20 - 22 June 2023
While Improvised Explosive Devices (IEDs) became a major threat in West Africa around 2015, there use by terrorist groups has characterized insurgencies around the globe for the last two decades. IEDs have become a weapon of choice for terrorist groups in West Africa. With resource constraints, IEDs are typically simple to design, their components remain cheap and are easily accessible. IEDs challenge governments’ and security forces’ freedom of movement. The many forms they take on, impacts the ability to protect the population, making IEDs an effective strategy for regional terrorist groups to use. The consequence, however, is a steadily increasing number of IED attacks killing, wounding, disabling, and traumatizing innocent men, women, and children.
The reported IED attacks have tripled over the past five years. Terrorist groups are updating their methods and tactics to adapt to the military responses deployed against them and reorienting their activities towards vulnerable remote areas. Terrorist groups are targeting defense and security forces, border posts, critical infrastructures, and civilians to achieve a maximum effect of lethality, terror, and societal disruption. The wide spectrum of materials that can be used for the manufacture of these devices highlights the crosscutting nature of the issue and the need for a comprehensive approach to address it. Preventing the use of IEDs by identifying and dismantling the supply chains and countering their use by conducting effective investigations that will lead to criminal convictions of IED attack perpetrators, are key elements for effective counterterrorism responses.
To encourage dialogue and best practice sharing, a regional, three-day meeting Preventing and Countering the Acquisition and Use of Improvised Explosive Devices (IEDs) by Terrorist Groups in West Africa, led by the West Africa Working Group Co-Chairs, Algeria, and Germany, with UNODC (United Nations Office on Drugs and Crime) as implementing partner the, was held. The event gathered senior officials from law enforcement, defense and security forces, intelligence agencies and criminal justice sectors and other subject matter experts from GCTF Members and West African states, to encourage discussions and the establishment of regional counter-IED (C-IED) best practices.
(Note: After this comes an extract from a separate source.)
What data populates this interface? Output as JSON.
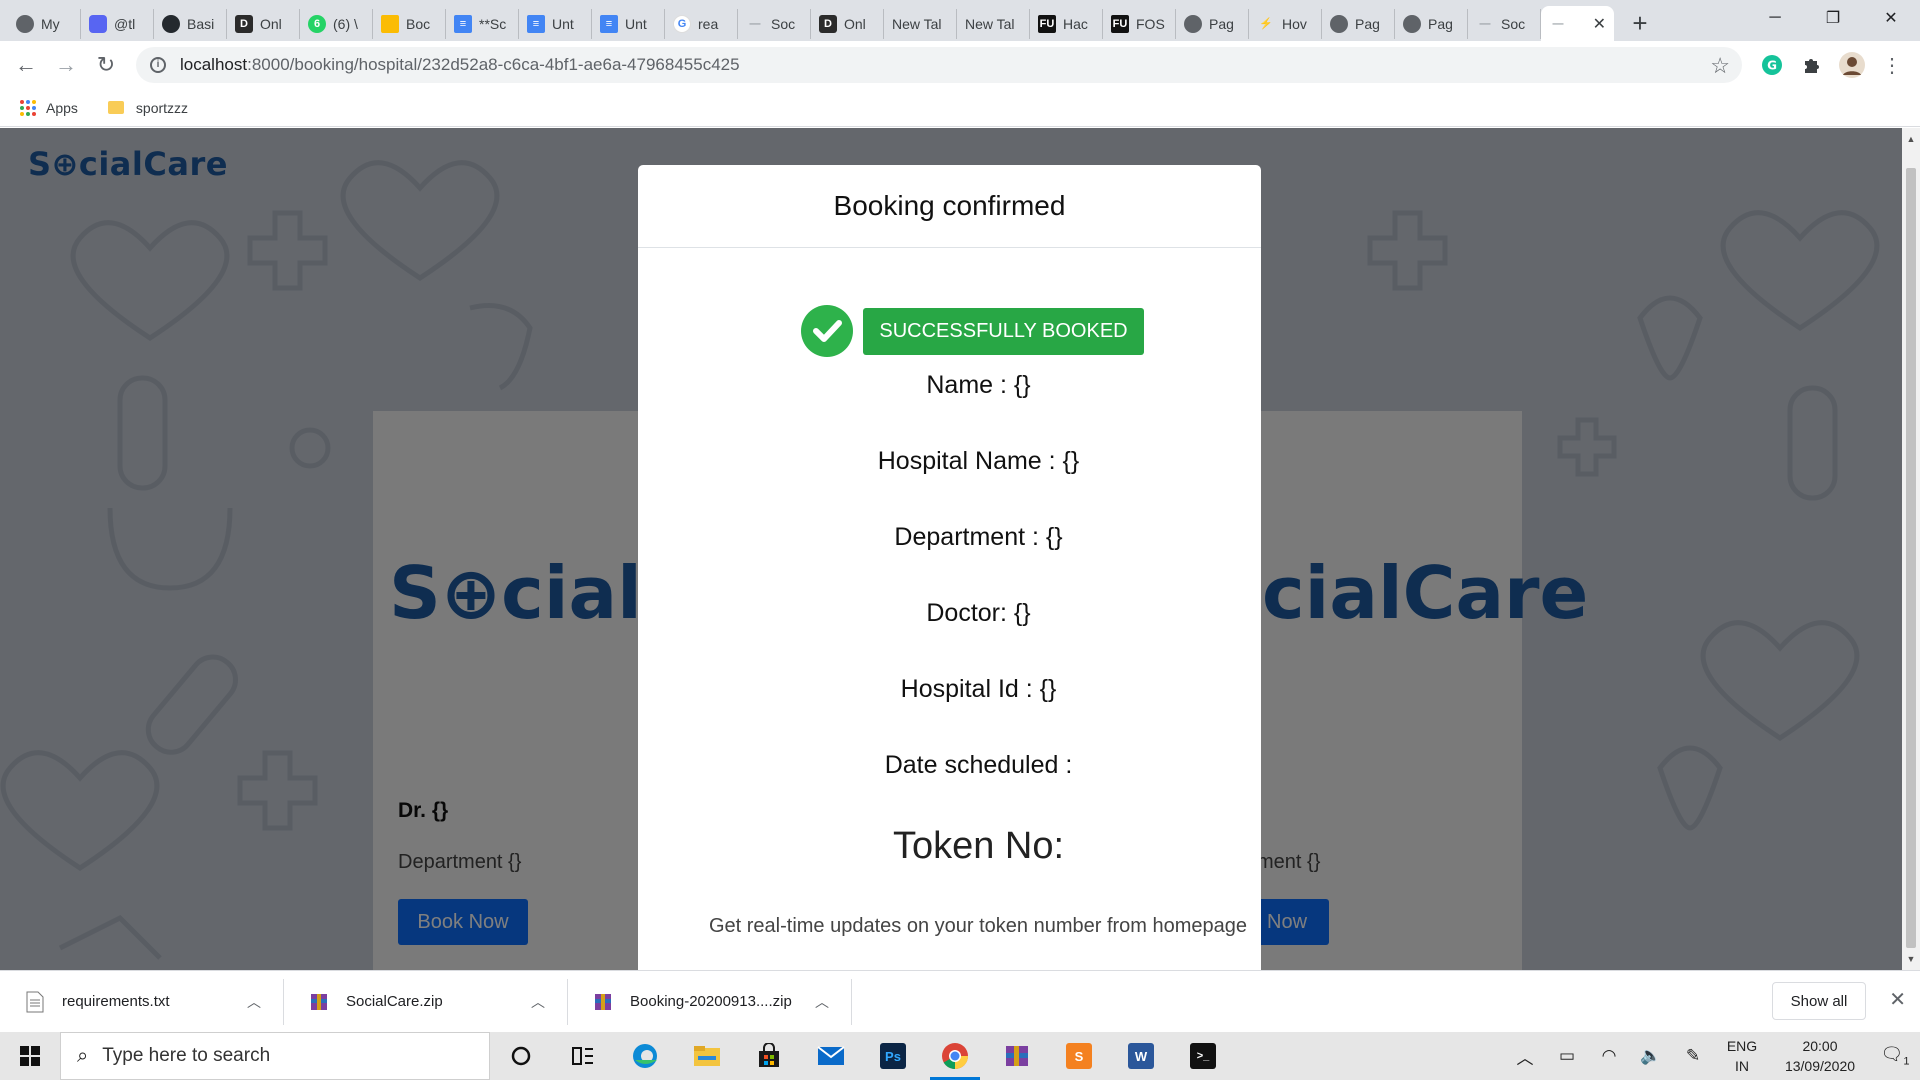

Participants and experts were invited to share their experiences, and provide best practices and lessons learned through moderated discussions, sharing practical examples and case studies, for the handling of IED-related terrorist crime scenes and to further support awareness raising among vulnerable populations on the risks posed by these devices.